There's no way for me to know, short of going back to Jomtien and gaining Wichai's confidence to ask him for his story, what went through the young man's mind that day. How he landed in such hot soup. But it's not difficult to make a fairly good guess. After all, we've all had our fair share of foolishness, cowardice and plain bad luck, and it's easy to empathise with someone in this kind of mess.
Masseurs may in the main, provide massages for money, but in life, things are not quite so cut and dried. Gay masseurs get a little bit more from giving massages to gay clients than money alone, especially if the customers are physically pleasing to them in the visual and tactile sense. Going back to the hotel with a customer is even more a swirling mix of pleasure and work. The money's good, no doubt, but the attractiveness of the customer makes a hell of a lot of difference between the masseur looking forward to it, and his wishing he didn't have to do this job.
In my opinion, Sam was physically more appealing than Big White Guy. Sam was also racially closer to Wichai -- and it is a fact that most people prefer sexual partners of similar race -- and my intuition told me that Wichai would have preferred Sam to Big White Guy anytime.
The problem was, he had promised Big White Guy after giving him a massage in the morning, to go back with him. So why did Wichai propose to Sam -- in the afternoon -- a follow-up session at the hotel? God and Wichai are the only ones who know.
Possibly, Wichai had not expected Sam to accept, or he might have intended the follow-up session for another evening, only to learn that this was going to be Sam's last evening. But faced with Sam's acquiescence, Wichai had a big, big dilemma.
He might have wanted to tell Big White Guy his evening session had to be cancelled, but couldn't find the courage. Perhaps he couldn't find the words. Wichai's English was halting, at best. Or maybe he just couldn't find Big White Guy.
More likely though, he just didn't know what to do, and froze into inaction, as so often happens to you and me when we're in a quandary. We do nothing and hope that somehow we can escape with a bit of luck or that everything will right themselves without our having to own up. Indeed, sometimes, this kind of lucky escape happens. Other times, alas, everything collapses into a heap.
This was one such heap. Wichai probably preferred Sam, and hoped to sneak away with us. The bad luck was that Big White Guy walked to the gate a few steps behind us, and caught him eloping with Sam. Worse, Big White Guy would not let his prey out of his teeth, and climbed aboard the songtiew, staring at him all the way. It must have been an excruciating journey for Wichai.
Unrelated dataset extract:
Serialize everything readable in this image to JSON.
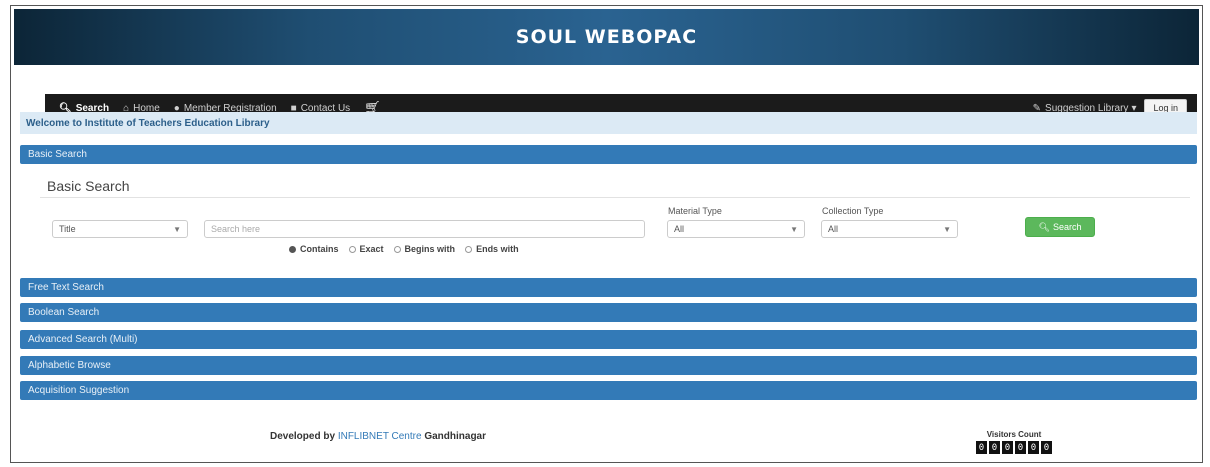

Sam loved Pattaya, and I'm sure he's going back soon. I hope he meets Wichai again, and gets the chance to tell him we understand, and that we sincerely hope Big Angry Guy didn't abuse him too badly the next day.
* * * * * * * * * *
There is a point to this story. It is that people who provide sex for money are as human as you and I. All too often, defensive about our own moral credentials, we cast them in two-dimensional terms, we label them, and we deny them any place within the bounds of humanity.
Wichai's impulses -- his lying to his parents about coming to Pattaya, his preference for a more attractive sexual partner, ducking a prior promise, maybe a lack of courage, freezing up in a moment of crisis -- are the very impulses we have all experienced, and suffered from.
Let's not think ourselves superior. They are no different from you and me. And they are no less deserving of our understanding and respect.
© Yawning Bread